● **Problem**
Every line of the entries below that mentions "JSON" is to be copied out.

● **Records to use**
--- START ---

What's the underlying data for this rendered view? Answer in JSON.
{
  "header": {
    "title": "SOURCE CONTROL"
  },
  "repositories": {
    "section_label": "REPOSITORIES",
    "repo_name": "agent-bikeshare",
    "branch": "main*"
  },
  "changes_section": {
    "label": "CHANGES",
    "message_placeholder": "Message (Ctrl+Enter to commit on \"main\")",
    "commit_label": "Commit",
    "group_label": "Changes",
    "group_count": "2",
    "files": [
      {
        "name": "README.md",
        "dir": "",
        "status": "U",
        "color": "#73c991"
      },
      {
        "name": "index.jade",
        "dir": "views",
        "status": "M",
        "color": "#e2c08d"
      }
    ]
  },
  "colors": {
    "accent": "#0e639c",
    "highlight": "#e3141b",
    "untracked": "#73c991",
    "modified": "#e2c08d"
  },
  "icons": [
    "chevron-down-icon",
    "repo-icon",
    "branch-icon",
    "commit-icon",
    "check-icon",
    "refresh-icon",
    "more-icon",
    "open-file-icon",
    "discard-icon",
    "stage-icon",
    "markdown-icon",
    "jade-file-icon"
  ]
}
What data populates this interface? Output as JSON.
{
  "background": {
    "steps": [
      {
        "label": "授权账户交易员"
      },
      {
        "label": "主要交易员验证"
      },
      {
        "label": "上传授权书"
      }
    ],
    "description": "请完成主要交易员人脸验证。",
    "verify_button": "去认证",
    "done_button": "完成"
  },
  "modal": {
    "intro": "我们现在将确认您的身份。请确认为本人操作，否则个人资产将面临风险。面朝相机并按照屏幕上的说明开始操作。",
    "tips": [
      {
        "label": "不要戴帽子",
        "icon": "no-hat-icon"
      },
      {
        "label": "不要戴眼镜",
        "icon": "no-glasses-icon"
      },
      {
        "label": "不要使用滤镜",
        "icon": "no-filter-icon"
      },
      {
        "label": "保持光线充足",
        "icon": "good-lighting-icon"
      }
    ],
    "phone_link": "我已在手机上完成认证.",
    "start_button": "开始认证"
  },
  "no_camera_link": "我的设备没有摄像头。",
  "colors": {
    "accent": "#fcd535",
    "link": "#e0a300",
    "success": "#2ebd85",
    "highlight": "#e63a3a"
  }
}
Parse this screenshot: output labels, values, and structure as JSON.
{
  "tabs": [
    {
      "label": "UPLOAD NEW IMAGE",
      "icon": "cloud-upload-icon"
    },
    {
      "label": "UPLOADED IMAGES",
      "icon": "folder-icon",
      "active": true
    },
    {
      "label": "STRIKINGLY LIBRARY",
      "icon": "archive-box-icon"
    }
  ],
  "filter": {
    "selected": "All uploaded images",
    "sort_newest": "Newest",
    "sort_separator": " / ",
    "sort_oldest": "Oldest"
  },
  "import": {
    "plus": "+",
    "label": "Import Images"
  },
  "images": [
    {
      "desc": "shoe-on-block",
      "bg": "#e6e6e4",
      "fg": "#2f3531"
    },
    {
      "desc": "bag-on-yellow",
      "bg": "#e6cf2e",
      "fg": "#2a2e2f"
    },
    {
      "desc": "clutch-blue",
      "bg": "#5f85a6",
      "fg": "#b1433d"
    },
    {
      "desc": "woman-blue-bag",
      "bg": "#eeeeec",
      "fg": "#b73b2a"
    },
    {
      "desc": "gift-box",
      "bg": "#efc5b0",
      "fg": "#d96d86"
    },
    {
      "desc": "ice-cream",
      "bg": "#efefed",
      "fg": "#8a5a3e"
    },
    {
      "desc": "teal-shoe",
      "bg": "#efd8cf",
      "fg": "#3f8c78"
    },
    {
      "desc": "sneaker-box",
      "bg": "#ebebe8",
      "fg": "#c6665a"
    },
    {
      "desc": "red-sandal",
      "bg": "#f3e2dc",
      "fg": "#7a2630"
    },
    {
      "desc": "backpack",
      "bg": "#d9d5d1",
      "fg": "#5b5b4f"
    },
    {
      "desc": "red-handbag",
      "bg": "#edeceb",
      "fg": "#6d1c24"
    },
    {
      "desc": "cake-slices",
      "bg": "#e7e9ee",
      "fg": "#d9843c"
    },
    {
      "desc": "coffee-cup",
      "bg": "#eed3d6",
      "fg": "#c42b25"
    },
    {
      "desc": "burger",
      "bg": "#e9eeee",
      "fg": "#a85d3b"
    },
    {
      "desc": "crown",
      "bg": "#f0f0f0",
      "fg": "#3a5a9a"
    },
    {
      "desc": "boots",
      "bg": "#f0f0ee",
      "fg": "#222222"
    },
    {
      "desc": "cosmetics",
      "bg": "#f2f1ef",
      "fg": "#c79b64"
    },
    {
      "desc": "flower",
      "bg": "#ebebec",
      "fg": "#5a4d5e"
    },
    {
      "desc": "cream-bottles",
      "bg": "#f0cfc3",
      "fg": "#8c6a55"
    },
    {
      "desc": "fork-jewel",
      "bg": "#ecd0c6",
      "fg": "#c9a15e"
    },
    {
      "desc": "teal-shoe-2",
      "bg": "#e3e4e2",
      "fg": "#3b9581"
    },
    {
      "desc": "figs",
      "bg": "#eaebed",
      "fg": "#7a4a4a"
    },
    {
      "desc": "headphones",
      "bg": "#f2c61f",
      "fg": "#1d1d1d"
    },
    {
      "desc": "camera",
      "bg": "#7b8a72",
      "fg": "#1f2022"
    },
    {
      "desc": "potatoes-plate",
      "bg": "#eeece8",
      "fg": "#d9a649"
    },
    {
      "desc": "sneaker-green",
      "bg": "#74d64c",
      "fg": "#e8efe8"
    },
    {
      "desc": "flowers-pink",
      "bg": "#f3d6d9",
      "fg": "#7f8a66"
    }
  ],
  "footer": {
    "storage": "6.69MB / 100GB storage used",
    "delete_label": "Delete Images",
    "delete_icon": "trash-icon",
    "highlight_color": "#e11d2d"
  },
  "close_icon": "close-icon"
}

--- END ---
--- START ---

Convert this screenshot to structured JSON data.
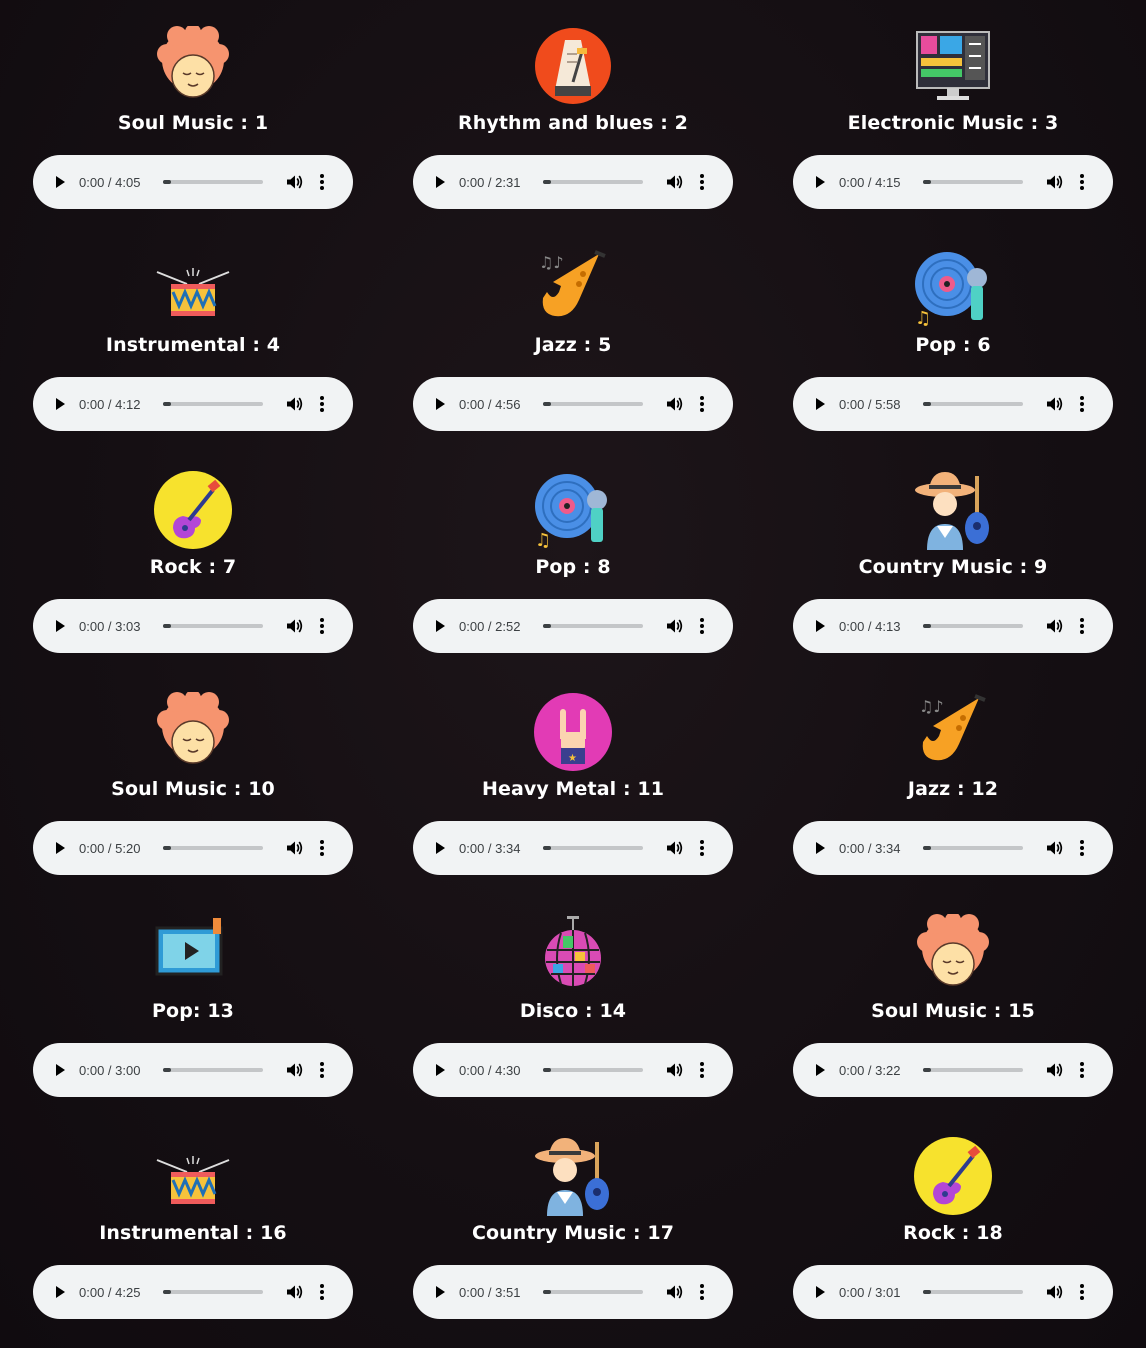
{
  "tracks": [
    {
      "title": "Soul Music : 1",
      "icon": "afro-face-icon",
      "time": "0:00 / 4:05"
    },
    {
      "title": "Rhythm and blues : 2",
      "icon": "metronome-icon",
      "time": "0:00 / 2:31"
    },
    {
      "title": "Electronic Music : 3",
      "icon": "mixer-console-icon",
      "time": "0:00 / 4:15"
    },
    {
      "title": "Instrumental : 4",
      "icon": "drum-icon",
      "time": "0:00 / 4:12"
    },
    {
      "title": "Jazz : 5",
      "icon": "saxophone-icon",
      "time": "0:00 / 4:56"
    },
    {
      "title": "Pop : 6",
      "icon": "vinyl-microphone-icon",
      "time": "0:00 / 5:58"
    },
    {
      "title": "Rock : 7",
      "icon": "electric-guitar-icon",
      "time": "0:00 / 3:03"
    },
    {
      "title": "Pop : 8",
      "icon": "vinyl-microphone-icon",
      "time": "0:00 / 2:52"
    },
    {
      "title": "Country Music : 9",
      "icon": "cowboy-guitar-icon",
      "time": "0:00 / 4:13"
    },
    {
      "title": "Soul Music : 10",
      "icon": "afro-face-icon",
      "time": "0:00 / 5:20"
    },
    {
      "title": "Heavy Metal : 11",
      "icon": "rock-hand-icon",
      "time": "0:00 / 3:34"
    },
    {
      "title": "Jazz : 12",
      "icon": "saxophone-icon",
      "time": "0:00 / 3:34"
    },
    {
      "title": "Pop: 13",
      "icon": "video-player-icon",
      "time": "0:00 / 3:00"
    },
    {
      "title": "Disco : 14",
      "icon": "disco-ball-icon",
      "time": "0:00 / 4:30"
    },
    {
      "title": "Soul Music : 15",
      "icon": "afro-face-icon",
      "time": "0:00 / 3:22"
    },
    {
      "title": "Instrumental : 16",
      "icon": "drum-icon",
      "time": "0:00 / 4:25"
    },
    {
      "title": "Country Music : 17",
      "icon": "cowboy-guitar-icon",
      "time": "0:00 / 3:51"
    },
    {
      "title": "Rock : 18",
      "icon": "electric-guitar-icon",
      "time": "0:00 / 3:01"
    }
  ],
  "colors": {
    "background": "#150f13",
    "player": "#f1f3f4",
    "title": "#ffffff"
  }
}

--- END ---

● **Response to this task**
What's the underlying data for this rendered view? Answer in JSON.
What data populates this interface? Output as JSON.
Parse this screenshot: output labels, values, and structure as JSON.
Convert this screenshot to structured JSON data.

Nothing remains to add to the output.